Mud-jacking or Foam-jacking is a method of lifting sunken slabs without actually picking them up. The foam-jacking team will drill small holes (5/8”) through the stone slabs and will inject a liquid 2-part polyurethane foam underneath the slab. This product is similar to the expanding foam in shaving cream. As it expands, the foam will gently lift the slab.
If you hire a mud-jacker to align your slabs instead of a foam-jacker, he will drill a larger hole (1-1/2”) and will inject liquid concrete instead of foam underneath the sidewalk.
You can walk on a mud-jacked or foam-jacked sidewalk immediately after the job is complete.
Lifting and Re-leveling Slabs of Stone
Sometimes the best remedy for sloped or sunken slabs is to lift them out of place and adjust the ground underneath them. If the slabs are small (3’ x 4’) you can do this work manually. If they are larger slabs of stone, you would be wise to use mechanical assistance from a fork-lift machine.
Once the slab is removed, dig a few inches of dirt out from the exposed pit. Use a tamping device to compact the soil. Add a couple inches of crushed gravel and tamp that down, too. Cover the gravel with a layer of rot-resistant geotextile fabric (landscape fabric). This mesh keeps the sand from settling into the cracks between the gravel.
Add an inch or two of sand. This sand will settle to adjust to the uneven surface of the bottom of your stone slab. Measure carefully to make sure you have the right amount of sand. Measure your slab at all four corners. Then measure your pit at all four corners. Your goal is to reset the stone and have it sit exactly right. It is no fun to repeatedly lift the stone out to add or subtract sand.

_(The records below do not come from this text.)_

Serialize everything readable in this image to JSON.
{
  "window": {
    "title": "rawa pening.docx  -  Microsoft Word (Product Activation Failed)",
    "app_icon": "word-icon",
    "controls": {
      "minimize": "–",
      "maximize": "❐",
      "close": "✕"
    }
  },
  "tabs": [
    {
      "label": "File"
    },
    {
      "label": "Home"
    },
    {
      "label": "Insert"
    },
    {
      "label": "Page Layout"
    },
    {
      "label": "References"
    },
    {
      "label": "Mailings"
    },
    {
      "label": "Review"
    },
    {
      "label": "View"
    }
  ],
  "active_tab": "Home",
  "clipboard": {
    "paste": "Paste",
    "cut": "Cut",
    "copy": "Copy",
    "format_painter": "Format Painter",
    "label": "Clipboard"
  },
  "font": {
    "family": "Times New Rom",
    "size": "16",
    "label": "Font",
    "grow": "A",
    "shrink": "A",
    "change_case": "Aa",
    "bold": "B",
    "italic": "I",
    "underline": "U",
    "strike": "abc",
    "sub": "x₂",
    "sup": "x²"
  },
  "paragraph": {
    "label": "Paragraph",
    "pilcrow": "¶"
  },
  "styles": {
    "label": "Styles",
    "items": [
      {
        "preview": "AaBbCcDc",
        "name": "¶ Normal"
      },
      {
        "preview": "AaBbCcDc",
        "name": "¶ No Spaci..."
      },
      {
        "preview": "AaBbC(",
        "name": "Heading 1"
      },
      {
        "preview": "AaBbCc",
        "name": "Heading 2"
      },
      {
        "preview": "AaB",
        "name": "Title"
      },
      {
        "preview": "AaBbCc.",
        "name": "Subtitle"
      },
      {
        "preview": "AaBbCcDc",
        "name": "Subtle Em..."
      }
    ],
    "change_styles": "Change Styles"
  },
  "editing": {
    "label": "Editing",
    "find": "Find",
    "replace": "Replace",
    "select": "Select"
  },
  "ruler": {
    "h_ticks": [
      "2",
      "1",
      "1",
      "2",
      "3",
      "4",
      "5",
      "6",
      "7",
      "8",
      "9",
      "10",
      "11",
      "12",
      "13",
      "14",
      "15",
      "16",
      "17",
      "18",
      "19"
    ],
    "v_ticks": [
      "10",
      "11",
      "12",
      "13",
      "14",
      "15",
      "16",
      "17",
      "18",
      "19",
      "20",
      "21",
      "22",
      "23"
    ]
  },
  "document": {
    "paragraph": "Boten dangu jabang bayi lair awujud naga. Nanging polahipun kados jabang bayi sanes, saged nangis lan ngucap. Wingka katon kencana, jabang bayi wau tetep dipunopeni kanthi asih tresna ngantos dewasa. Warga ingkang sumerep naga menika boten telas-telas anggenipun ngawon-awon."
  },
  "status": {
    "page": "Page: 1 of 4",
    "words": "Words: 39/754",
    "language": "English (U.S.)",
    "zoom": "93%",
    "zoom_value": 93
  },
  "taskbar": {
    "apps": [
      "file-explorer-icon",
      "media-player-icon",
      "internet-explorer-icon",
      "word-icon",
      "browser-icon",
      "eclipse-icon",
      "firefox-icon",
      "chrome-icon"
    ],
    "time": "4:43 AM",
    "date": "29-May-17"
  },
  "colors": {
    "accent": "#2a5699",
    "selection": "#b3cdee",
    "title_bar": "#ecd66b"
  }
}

Grinding the Edge of Flagstone
While grinding down the tripping hazard of a raised edge of pavement works well for homogenous materials like concrete and granite, it is not recommended for sedimentary stones like sandstone. Sedimentary stone was formed at the bottom of an ancient lake bed. Silt was deposited in successive horizontal layers. Some layers are stronger than others. Sedimentary stone tends to delaminate in sheets when a weak layer of the stone is exposed to freezing moisture. Grinding the edge of the flagstone exposes these weak planes to moisture leading to premature failure. Not a good idea.
If You Need to Replace Some Flagstone

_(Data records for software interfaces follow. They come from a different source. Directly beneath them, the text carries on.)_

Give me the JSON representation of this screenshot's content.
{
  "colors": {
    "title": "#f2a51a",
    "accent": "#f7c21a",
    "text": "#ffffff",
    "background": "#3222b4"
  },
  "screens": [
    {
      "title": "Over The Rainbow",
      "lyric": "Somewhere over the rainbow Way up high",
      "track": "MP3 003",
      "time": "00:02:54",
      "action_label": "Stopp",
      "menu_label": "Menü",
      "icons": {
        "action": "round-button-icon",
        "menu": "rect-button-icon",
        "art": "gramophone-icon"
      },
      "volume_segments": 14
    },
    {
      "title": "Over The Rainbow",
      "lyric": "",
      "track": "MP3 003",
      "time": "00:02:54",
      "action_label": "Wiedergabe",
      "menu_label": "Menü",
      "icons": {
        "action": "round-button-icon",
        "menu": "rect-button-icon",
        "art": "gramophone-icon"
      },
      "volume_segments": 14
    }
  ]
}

If a Large Portion of Your Sidewalk is in Bad Shape
If one of your slabs is shattered into multiple pieces, it cannot be repaired or re-leveled. It must be replaced. If 30% of your walk needs to be replaced, it is probably most economical to remove the whole walk and replace it with concrete. There are two masonry salvage companies in Denver (Hillen Corporation and Mendoza Used Brick and Demolition) that will remove the stone for you. They will then re-sell the large pieces of stone to another homeowner. This would be a sad outcome but it is better than having the stone go to the landfill.
If You Only Need to Replace a Slab or Two
The vast majority of the flagstones used in the sidewalks of Denver are sandstone slabs quarried from deposits near Rocky Mountain National Park. Generically this stone is called Lyons Sandstone. It is sold by a number of quarries (see the full list of suppliers at www.denvergov.org/sidewalkrepair ). It varies in color from grey to rose. Lyons Sandstone is unusually hard, dense and water-resistant. Many of the flagstone sidewalks in Denver are over 125 years old.
A large portion of the cost of the stone is the delivery fee (typically $400). It costs the same to deliver one slab or a dozen of them. You can save a boatload of money by banding together with neighbors who also need a slab or two.
While the city requires a 4” thick concrete sidewalk, I (Diane Travis) feel that it would be adequate to use 3” thick stone for sidewalks and 4” thick stone when the walkway crosses a driveway. (You need stronger slabs because the cars weigh a lot). Although the city officials said that they would consider changing their requirements, at present they still require 4” thick stone for sidewalks and 6” stone where the sidewalk crosses a driveway. Check with Public Works to find their latest ruling on this.